Joining Horowitz in expressing concern about the Ayer option, fellow board member Jason Weber said that he remained unsure whether the reason for seeking an outside connection was valid given the environmental issues of Lost Lake.

Health agent Ira Grossman noted that plans to allow individual homeowners to decide whether or not to hook up to the new system would undermine the main purpose of the new system: to protect Lost Lake.

Grossman suggested instead that hooking up to the system be made mandatory both to insure protection of the area’s environment and to make the overall cost of the system cheaper for everyone.

With such issues yet to be considered, as well as needing to make a more careful reading of related documentation, board members decided to wait until just before the Oct. 17 date of town meeting to make a final decision whether or not to recommend the articles to voters.

Also last Tuesday night, board members chose to continue a hearing on proposed changes to the town’s bylaws governing the installation and maintenance of water wells.

Adopted in 2002 and last updated in 2006, the amended regulations consist mainly of the addition of definitions for such items as architectural wells, backflow prevention devices, and irrigation wells.

Other changes discussed last Tuesday included the location of suction or supply lines, testing of treatment systems used for improving the quality of water, and notification of abutters in cases where variances are being considered.

Finally, due to rising costs involved with legal notifications and employee insurance and cost of living increases, permit fees were raised from $60 to $75 for the Nashoba Boards of Health and from $20 to $30 for Groton’s Board of Health.

The BOH last Tuesday also voted to approve a number of variances to a plan to upgrade the septic system at the former Tarbell School in West Groton.

There, the conclusion of recent soil testing found that conditions were right for a septic upgrade and plans have moved forward to do just that.

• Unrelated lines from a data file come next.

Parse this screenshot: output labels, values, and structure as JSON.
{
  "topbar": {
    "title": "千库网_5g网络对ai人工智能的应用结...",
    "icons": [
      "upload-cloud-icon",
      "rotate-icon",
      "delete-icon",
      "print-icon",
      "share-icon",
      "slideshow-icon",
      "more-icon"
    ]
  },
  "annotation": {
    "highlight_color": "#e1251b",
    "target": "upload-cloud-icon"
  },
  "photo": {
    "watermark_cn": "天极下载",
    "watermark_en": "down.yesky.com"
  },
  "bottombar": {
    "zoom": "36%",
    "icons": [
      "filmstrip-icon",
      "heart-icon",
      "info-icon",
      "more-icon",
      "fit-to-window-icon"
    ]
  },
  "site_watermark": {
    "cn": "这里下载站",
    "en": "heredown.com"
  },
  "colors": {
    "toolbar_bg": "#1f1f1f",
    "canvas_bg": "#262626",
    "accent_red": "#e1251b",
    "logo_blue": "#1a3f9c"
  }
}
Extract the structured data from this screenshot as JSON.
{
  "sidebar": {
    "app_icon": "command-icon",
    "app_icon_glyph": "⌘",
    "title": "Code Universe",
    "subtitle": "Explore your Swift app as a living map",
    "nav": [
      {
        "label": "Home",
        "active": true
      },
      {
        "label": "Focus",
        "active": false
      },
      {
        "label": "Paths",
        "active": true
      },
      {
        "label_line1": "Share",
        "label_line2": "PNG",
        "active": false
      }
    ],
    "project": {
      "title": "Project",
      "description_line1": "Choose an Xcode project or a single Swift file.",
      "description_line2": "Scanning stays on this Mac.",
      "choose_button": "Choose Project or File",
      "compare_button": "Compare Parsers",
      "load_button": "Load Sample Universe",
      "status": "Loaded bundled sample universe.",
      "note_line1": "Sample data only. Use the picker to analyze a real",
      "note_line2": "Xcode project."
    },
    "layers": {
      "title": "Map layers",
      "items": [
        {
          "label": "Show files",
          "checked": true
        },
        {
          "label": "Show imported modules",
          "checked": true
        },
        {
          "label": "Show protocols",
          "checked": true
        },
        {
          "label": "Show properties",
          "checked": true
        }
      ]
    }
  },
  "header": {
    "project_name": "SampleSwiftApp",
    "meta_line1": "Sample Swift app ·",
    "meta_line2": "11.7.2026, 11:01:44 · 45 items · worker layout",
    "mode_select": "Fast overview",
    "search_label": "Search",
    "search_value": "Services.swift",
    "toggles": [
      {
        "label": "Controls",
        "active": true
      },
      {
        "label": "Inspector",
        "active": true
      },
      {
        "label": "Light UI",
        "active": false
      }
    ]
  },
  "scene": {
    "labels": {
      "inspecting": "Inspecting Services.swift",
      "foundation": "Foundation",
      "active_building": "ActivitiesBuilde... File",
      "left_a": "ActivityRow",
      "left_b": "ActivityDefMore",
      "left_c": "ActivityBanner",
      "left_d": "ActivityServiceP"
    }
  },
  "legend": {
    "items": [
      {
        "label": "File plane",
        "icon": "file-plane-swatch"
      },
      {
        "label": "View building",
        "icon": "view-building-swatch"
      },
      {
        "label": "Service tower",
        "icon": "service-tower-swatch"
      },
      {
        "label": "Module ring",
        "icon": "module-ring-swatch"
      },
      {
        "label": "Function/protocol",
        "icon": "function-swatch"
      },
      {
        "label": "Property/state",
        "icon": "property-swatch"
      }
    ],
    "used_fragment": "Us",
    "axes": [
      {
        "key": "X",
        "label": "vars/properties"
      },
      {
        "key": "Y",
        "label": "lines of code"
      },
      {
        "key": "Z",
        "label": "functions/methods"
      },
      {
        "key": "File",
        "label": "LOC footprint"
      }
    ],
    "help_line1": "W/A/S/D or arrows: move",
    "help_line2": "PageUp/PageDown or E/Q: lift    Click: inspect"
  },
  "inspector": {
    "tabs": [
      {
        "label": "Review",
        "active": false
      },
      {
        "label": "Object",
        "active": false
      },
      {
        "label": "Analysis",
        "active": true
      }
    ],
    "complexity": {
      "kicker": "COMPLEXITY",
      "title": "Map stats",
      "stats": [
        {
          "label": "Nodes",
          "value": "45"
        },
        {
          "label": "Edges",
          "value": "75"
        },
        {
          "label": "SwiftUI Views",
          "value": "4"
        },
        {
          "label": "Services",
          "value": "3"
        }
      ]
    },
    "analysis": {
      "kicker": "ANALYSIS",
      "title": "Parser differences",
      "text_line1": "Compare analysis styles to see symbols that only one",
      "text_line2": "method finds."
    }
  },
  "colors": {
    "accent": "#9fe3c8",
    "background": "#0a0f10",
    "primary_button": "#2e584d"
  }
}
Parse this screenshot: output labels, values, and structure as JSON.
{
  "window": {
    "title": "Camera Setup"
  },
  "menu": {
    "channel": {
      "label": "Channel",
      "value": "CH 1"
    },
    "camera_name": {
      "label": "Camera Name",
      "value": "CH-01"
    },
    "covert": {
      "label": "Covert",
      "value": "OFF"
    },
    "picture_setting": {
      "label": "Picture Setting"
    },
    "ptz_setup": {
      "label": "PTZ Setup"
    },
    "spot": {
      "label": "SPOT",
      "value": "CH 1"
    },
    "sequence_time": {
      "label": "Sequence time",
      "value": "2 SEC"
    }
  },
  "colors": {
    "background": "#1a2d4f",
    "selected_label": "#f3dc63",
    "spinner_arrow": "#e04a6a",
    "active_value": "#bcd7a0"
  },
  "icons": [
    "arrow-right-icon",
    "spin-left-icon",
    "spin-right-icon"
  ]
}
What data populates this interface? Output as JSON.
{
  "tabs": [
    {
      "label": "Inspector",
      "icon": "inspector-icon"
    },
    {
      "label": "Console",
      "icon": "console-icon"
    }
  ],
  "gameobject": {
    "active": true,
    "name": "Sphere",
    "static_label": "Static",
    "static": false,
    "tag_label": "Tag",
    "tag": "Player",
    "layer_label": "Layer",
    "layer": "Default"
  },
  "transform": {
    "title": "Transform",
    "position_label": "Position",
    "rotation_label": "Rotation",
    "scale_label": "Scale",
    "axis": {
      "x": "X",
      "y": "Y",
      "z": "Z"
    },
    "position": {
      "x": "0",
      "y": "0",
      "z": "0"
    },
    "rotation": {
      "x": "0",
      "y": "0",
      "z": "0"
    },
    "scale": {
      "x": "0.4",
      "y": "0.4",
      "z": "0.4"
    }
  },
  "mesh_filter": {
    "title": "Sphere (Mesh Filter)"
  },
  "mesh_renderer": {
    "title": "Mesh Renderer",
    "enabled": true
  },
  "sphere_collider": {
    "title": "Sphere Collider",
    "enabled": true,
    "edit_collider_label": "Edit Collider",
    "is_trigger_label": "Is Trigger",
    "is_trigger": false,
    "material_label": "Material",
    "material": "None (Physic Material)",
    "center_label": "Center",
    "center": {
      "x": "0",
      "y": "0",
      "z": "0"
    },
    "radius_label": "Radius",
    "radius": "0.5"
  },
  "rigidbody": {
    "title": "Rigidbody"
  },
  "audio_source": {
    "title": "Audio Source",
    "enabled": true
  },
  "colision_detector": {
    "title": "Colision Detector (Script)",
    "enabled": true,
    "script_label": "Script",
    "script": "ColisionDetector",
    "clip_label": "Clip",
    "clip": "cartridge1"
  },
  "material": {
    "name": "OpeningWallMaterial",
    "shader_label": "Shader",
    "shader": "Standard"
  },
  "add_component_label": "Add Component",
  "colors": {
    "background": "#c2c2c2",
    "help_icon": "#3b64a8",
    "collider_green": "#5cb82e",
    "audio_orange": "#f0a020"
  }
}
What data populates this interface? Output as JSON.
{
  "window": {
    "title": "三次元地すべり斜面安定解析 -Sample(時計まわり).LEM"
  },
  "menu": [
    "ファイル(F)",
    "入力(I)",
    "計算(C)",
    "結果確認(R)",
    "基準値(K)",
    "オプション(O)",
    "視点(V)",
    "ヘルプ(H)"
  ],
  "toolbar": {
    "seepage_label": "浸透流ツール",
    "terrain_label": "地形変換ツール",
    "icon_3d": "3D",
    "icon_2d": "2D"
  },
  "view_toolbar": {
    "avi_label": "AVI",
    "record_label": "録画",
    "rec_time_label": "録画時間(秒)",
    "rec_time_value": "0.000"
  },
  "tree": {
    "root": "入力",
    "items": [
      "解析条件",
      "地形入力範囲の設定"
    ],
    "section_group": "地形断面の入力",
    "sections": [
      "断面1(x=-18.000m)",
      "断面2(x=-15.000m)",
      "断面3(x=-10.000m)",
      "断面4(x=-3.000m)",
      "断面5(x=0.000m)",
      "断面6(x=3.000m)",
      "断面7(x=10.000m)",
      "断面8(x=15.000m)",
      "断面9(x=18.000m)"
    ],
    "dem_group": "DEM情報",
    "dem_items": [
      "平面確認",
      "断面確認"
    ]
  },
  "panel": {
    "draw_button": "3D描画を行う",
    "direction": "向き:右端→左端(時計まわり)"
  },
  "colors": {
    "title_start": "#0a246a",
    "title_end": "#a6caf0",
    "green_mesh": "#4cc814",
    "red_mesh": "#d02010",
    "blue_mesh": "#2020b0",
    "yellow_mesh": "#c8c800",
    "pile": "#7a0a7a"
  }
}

An article on the town meeting warrant will ask residents to appropriate funds to pay for the installation.

Last Tuesday’s vote by the board allowing a number of variances needed to make the project work including those dealing with offsets, soil testing, and shortened distances between inlets and outlets, will help to make the project work.